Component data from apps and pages
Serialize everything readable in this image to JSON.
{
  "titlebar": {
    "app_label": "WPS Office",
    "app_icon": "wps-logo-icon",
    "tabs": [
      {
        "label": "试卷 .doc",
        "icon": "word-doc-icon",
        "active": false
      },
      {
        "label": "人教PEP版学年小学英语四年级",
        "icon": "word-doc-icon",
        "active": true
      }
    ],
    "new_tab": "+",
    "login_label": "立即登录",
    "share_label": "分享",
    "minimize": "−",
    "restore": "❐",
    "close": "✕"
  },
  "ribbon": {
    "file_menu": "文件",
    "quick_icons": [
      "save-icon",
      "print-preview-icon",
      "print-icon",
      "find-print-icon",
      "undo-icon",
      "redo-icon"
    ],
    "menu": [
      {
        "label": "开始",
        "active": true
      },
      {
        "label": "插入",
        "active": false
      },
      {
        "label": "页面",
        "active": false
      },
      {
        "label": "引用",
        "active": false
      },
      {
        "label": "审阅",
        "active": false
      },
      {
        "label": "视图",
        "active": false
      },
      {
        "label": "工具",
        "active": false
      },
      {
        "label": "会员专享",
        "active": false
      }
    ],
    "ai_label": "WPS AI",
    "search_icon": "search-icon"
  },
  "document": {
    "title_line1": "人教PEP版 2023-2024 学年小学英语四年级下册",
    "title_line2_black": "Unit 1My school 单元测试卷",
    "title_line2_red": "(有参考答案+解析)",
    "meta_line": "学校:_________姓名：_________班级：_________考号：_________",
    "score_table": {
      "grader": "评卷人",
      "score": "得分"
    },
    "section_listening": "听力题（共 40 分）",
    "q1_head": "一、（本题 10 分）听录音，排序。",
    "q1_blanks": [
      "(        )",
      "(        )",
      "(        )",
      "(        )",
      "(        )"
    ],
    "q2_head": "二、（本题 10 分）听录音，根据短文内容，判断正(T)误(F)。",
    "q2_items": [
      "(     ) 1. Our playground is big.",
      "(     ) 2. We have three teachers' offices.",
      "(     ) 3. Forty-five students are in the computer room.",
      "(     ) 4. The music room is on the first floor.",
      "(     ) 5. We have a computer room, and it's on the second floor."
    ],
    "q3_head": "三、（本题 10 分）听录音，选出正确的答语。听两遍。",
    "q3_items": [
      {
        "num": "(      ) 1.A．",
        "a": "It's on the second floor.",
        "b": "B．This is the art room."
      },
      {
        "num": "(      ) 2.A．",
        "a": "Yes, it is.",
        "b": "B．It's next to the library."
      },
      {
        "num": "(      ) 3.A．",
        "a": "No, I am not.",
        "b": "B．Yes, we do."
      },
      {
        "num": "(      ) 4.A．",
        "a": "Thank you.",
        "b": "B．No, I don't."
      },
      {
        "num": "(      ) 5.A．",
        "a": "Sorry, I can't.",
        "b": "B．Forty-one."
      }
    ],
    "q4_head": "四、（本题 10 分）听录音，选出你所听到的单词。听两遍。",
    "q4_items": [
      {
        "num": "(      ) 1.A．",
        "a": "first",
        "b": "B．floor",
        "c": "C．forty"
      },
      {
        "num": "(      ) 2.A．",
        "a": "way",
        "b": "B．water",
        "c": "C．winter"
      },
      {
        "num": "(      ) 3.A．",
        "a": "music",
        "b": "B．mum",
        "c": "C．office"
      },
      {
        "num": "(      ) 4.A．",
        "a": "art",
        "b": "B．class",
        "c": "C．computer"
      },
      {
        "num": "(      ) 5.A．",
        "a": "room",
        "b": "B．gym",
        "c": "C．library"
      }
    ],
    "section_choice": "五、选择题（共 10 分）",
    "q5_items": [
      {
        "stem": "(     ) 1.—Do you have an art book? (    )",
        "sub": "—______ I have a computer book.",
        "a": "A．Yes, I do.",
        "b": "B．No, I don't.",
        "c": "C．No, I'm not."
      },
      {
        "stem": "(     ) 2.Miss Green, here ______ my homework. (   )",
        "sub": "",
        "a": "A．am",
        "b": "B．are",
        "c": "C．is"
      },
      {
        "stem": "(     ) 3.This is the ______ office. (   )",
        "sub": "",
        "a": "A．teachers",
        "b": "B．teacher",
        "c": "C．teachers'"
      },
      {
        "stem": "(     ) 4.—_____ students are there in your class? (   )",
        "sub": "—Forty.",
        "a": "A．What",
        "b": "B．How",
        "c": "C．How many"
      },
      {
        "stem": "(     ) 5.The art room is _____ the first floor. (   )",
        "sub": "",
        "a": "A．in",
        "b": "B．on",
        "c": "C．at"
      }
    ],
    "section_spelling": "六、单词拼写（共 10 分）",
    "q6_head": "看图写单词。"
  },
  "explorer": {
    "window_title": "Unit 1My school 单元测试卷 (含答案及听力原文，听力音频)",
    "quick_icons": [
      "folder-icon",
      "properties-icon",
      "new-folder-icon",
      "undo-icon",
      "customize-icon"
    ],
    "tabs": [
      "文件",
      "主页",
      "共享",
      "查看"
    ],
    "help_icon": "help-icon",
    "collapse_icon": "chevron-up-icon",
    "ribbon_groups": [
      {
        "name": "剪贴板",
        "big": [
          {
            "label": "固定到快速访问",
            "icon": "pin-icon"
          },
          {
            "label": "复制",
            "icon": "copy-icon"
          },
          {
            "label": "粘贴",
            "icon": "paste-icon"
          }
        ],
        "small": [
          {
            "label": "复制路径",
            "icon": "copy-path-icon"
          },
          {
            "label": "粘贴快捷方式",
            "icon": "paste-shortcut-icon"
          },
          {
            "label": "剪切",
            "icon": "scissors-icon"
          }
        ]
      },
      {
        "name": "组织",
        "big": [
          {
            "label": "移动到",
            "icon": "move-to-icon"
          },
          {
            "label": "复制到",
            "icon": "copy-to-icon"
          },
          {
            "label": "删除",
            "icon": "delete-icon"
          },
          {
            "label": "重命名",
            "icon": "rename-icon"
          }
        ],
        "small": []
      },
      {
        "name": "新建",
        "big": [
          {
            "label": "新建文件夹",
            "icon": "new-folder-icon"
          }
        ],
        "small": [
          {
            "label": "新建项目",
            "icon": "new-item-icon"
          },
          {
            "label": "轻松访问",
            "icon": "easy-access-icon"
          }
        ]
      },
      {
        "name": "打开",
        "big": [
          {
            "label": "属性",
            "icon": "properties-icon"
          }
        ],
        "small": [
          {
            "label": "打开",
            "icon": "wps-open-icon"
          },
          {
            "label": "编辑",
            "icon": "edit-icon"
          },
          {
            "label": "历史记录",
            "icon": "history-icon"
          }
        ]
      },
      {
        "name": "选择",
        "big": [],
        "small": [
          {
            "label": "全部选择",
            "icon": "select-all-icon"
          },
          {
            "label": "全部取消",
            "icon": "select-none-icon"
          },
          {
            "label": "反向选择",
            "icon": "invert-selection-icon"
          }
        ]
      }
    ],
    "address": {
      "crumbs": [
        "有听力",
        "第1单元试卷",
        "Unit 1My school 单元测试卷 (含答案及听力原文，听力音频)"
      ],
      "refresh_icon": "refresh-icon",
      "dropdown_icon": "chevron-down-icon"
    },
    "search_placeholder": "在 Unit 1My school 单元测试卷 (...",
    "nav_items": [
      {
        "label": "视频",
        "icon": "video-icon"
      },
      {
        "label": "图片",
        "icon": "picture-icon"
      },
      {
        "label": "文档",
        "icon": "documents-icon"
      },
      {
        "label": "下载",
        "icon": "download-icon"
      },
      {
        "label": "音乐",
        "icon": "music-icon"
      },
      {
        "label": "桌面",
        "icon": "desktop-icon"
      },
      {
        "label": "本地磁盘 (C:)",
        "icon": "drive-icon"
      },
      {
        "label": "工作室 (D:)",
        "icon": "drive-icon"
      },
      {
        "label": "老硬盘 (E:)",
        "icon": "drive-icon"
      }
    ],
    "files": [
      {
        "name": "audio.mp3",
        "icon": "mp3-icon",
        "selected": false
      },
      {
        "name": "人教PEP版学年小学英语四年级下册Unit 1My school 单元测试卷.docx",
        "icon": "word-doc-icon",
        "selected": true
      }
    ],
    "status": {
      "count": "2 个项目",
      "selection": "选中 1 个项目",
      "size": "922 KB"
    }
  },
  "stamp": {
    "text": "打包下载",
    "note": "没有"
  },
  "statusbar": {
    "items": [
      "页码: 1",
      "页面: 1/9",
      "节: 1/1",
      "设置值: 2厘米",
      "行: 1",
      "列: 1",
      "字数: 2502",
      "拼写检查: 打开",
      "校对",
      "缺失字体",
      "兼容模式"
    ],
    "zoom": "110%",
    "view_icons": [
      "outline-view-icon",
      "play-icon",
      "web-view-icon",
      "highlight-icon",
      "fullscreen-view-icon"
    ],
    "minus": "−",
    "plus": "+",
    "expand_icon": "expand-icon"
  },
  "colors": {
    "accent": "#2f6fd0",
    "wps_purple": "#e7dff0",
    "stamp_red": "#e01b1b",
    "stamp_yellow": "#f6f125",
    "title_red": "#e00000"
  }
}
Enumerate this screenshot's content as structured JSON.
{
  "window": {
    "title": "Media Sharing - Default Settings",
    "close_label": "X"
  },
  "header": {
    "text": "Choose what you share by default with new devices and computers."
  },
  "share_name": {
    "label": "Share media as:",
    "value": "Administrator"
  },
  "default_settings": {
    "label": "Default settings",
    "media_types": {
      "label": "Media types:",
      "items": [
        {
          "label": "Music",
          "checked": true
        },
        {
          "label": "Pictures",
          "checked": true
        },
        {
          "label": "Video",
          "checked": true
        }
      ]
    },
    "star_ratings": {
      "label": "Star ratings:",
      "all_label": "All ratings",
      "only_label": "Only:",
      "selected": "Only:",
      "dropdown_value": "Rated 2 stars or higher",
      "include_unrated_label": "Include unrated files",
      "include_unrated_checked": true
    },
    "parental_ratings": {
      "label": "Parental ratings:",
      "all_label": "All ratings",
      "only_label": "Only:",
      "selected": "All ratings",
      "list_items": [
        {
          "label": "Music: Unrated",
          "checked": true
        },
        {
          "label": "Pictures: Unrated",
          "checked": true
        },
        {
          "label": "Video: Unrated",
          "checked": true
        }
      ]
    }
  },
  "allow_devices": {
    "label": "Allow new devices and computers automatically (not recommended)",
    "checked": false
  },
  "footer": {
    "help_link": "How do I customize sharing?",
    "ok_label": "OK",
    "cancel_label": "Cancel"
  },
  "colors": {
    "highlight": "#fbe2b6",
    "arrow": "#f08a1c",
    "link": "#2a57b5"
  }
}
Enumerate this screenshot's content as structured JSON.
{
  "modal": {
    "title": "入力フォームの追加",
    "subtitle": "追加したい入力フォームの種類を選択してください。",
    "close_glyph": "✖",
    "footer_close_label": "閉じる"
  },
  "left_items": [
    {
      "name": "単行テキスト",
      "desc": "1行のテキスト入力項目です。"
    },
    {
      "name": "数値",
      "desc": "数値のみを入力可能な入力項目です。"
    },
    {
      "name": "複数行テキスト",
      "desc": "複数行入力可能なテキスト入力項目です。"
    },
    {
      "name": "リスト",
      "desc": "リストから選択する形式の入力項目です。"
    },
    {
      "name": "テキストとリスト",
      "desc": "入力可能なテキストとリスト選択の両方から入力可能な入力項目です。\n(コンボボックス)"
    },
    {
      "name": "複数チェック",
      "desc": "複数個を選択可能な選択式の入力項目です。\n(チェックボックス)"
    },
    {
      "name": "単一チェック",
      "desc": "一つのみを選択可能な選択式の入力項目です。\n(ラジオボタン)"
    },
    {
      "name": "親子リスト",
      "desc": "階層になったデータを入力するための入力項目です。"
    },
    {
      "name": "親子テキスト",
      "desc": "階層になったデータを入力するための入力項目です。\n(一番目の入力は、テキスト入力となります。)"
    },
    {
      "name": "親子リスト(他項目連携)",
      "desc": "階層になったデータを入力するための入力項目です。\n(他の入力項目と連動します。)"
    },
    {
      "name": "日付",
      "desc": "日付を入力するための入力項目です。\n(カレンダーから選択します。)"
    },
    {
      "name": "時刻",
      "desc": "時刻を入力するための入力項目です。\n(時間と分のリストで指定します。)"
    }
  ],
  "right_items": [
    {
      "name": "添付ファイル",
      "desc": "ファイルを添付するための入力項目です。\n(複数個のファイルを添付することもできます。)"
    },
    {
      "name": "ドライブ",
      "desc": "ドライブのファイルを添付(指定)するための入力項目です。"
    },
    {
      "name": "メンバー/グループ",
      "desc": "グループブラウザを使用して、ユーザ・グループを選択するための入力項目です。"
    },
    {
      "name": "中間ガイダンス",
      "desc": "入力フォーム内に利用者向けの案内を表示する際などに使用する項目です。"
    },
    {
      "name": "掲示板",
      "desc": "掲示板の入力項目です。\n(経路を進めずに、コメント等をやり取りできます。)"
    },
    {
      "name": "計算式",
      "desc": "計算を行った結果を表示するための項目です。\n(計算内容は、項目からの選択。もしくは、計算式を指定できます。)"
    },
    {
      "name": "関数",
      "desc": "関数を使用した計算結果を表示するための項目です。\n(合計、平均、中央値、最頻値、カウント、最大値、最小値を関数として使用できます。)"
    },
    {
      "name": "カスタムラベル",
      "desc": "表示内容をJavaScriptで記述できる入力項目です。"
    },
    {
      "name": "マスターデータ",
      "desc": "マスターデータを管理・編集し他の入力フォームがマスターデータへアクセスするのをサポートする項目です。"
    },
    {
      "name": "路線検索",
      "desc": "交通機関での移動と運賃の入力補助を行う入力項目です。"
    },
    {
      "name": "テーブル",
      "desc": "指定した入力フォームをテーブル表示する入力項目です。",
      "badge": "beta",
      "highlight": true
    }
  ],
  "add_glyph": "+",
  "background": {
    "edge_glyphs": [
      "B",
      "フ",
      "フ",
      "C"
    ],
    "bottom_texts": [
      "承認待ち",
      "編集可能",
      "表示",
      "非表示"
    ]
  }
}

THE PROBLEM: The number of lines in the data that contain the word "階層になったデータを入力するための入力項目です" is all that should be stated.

WRITTEN SOLUTION: 3